Posted April 23, 2011 by Matthew Looker in Films
 
 

Centurion Cinema


Films like Gladiator and 300 have shown that legendary
tales of swords and soldiers can make for great visual feasts but,
whereas both of these films operated on a blockbuster scale, Centurion takes things back to basics, with a small budget and cast. The question is: will we still be entertained?

The opening text informs that this film is set in AD 117 and that the
Roman Empire at this time stretches from Egypt to Spain, and East as
far as the Black Sea. There is, however, a resistance in Northern
Britain, as savage tribes known as the Picts use guerrilla tactics to
hold off the Roman invasion. Quintus (Fassbender), the sole survivor of a Pictish raid on a Roman frontier fort, marches north with General Virilus’ (West)
legendary Ninth Legion, with orders to wipe out the tribes. However,
when the soldiers are ambushed, they soon find themselves deep behind
enemy lines with a relentless group of Pict pursuers tracking them as
they desperately try to make their way back to the safety of the Roman
frontier.

This is the fourth feature-length film from writer-director Neil Marshall
and, although its historical nature will make many assume that he is
working outside of his comfort zone, his trademark brand of gritty
violence and gore is splashed all over this Roman canvas. With battles
played out in a series of blood-splattering showdowns, we bear witness
to many horrifying deaths: limbs are severed, bodies are decapitated
and, in one grotesque close-up, half a face is chopped off. To
Marshall’s following, these are the best parts but, for a tale which is
supposedly about conquest and invasion, the end result is perhaps far
bloodier than needed.

However, this is a film which unashamedly puts entertainment above painstaking historical accuracy,
a fact which is apparent from the immediately obvious anachronisms that
pop up throughout the film. The fact that everyone in onscreen, whether
they are Roman soldiers or Pict warriors, speaks with a British accent
will have historians pounding their heads against the wall, not to
mention that Noel Clarke’s involvement as a fellow centurion
raises racial questions which are never addressed in the film. This is
very much, then, a modern re-telling of a legend, so modern, in fact,
that the banter between the soldiers could have been lifted directly
from an early Guy Ritchie film.

The film is all the more accessible for it though and, as the Ninth
Legion struggles to stay on their feet during the treacherous trek along
snow-drenched mountains, the few moments of affecting camaraderie
provide a welcome contrast to the otherwise stark story.

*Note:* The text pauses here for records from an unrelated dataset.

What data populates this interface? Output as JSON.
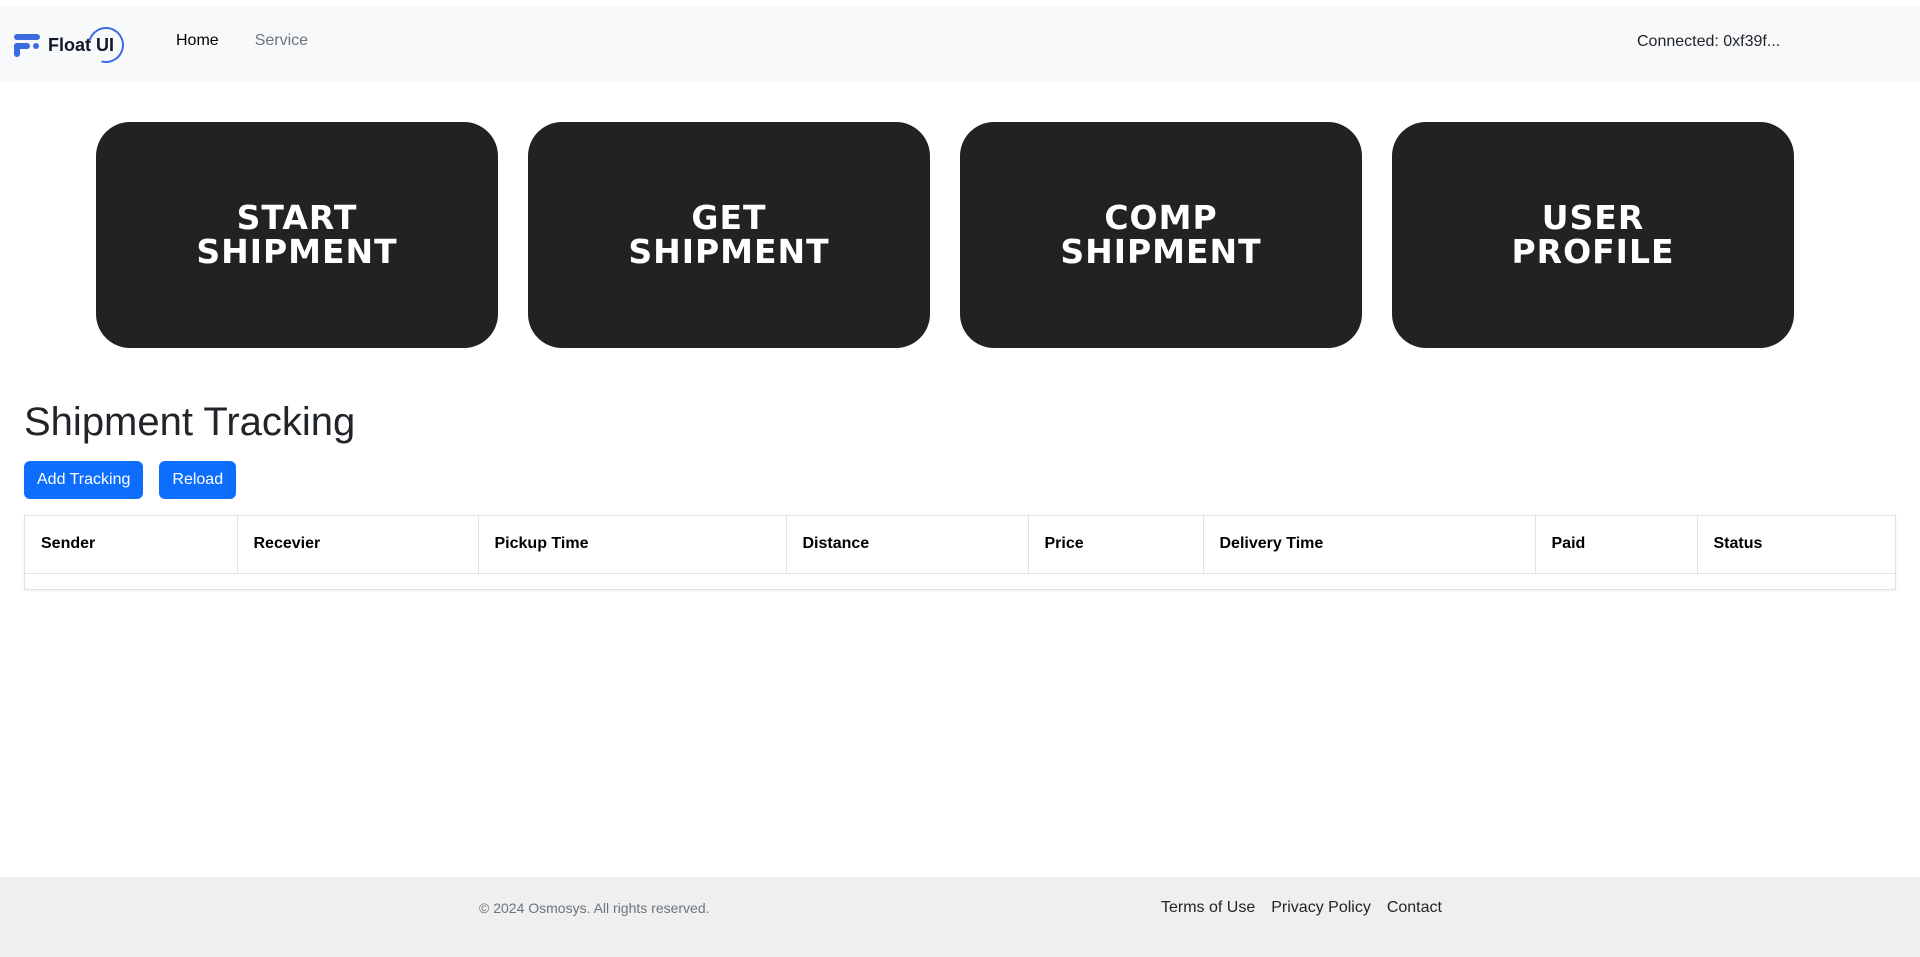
{
  "header": {
    "brand": "Float UI",
    "nav": [
      {
        "label": "Home"
      },
      {
        "label": "Service"
      }
    ],
    "connected": "Connected: 0xf39f..."
  },
  "cards": [
    {
      "line1": "START",
      "line2": "SHIPMENT"
    },
    {
      "line1": "GET",
      "line2": "SHIPMENT"
    },
    {
      "line1": "COMP",
      "line2": "SHIPMENT"
    },
    {
      "line1": "USER",
      "line2": "PROFILE"
    }
  ],
  "main": {
    "title": "Shipment Tracking",
    "add_button": "Add Tracking",
    "reload_button": "Reload",
    "table": {
      "columns": [
        "Sender",
        "Recevier",
        "Pickup Time",
        "Distance",
        "Price",
        "Delivery Time",
        "Paid",
        "Status"
      ],
      "rows": []
    }
  },
  "footer": {
    "copyright": "© 2024 Osmosys. All rights reserved.",
    "links": [
      "Terms of Use",
      "Privacy Policy",
      "Contact"
    ]
  },
  "colors": {
    "primary": "#0d6efd",
    "card_bg": "#222222",
    "brand_blue": "#3b6be0",
    "navbar_bg": "#f8f9fa",
    "footer_bg": "#efefef"
  }
}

Fassbender, in
particular, convinces as the honourable hero forced to take charge of
the troops, providing the moral anchor in a story riddled with savagery
and corruption.

While the rest of the male actors do little more than make up the
numbers, there will no doubt be criticism aimed at the casting of
Kurylenko as Pict tracker Etain, an almost-feral tribeswoman who is
eerily mute as a result of a Roman soldier raping her as a child and
then cutting out her tongue. While her character’s story lends added
weight to the hostility between the two sides, this former Bond girl
is really too much of a waif to be taken seriously as a deadly warrior,
continuing Hollywood’s preference for Knightley-a-like female fighters.

Again, though, this is a film that relies on thrilling its audience
rather than educating it and, between the buckets of gore and the
majestic sweeping shots of the Caledonian regions (which manage to
recall the New Zealand landscape in the Lord of the Rings),
Marshall provides an entertaining, if flawed, account of the Ninth
Legion. Either way, it will be interesting to see how the forthcoming Eagle of the Ninth tells the same story with a far bigger budget when it comes to cinemas in September.


Matthew Looker